**WORK INSTRUCTIONS:**
Tally the lines below that hold the string "bluetooth", and give only the tally.

============

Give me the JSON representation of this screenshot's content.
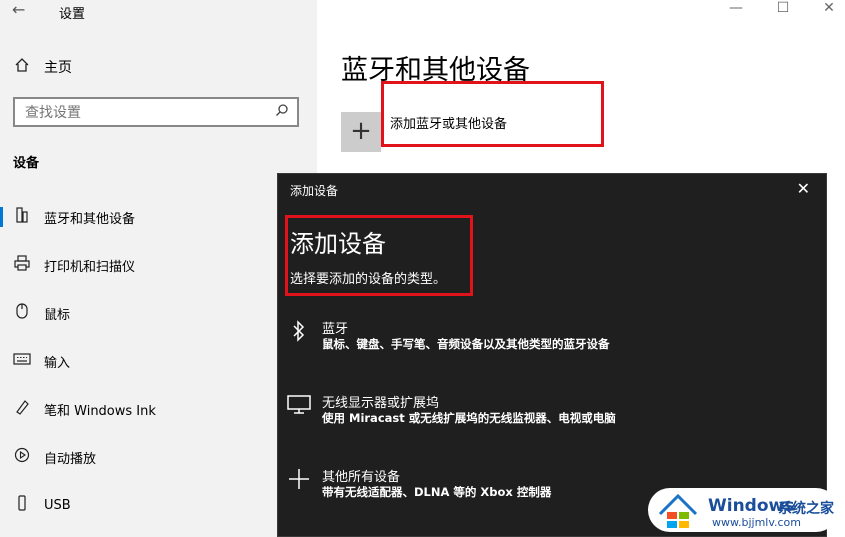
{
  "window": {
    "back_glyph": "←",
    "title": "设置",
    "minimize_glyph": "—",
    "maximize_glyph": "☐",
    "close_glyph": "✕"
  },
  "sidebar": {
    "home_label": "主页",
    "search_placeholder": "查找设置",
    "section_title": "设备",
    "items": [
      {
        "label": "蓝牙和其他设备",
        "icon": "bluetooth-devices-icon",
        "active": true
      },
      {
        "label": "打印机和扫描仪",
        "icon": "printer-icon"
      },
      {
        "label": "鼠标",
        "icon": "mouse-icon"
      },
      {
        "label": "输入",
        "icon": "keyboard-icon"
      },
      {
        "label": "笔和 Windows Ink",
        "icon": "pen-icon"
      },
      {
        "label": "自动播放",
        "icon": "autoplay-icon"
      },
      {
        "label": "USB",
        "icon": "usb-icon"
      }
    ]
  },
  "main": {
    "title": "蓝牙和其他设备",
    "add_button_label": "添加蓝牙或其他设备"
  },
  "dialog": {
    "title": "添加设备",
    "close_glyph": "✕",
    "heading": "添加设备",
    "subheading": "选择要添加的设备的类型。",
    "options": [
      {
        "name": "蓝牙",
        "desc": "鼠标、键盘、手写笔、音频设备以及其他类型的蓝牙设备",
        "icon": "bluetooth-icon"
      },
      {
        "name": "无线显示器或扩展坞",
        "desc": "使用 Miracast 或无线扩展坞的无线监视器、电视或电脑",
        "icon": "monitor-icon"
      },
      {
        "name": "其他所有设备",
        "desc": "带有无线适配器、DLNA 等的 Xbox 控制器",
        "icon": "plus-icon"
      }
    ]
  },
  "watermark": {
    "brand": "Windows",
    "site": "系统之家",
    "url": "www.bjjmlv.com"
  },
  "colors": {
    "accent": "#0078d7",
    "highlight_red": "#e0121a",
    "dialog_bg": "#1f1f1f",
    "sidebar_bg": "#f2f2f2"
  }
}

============

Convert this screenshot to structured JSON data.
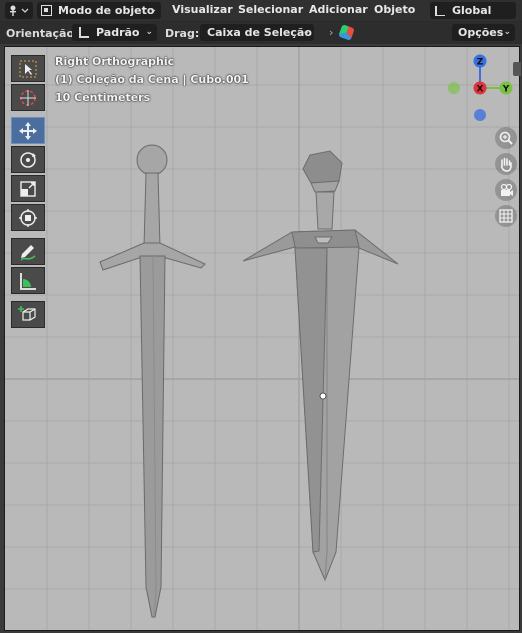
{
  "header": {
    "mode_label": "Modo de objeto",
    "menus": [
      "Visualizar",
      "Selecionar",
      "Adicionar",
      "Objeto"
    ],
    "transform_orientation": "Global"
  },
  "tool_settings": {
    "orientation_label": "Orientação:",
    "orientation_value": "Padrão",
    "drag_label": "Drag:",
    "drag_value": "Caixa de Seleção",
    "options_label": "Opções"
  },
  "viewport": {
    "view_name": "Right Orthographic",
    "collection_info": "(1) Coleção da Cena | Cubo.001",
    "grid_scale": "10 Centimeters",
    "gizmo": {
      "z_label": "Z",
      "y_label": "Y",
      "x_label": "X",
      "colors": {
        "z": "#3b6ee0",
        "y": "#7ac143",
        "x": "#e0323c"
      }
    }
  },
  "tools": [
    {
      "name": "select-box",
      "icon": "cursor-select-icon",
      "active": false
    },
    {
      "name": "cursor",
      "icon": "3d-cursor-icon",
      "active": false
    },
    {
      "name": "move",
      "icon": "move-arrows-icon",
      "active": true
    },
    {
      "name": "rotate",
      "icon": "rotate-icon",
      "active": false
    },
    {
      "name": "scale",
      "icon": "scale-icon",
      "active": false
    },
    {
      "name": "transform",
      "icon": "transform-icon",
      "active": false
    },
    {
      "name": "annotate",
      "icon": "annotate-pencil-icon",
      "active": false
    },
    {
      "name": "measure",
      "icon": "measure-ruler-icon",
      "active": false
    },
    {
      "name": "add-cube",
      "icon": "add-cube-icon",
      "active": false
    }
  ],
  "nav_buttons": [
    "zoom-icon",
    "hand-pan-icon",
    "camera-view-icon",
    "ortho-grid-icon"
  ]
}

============

**EXERCISE RESPONSE:**
2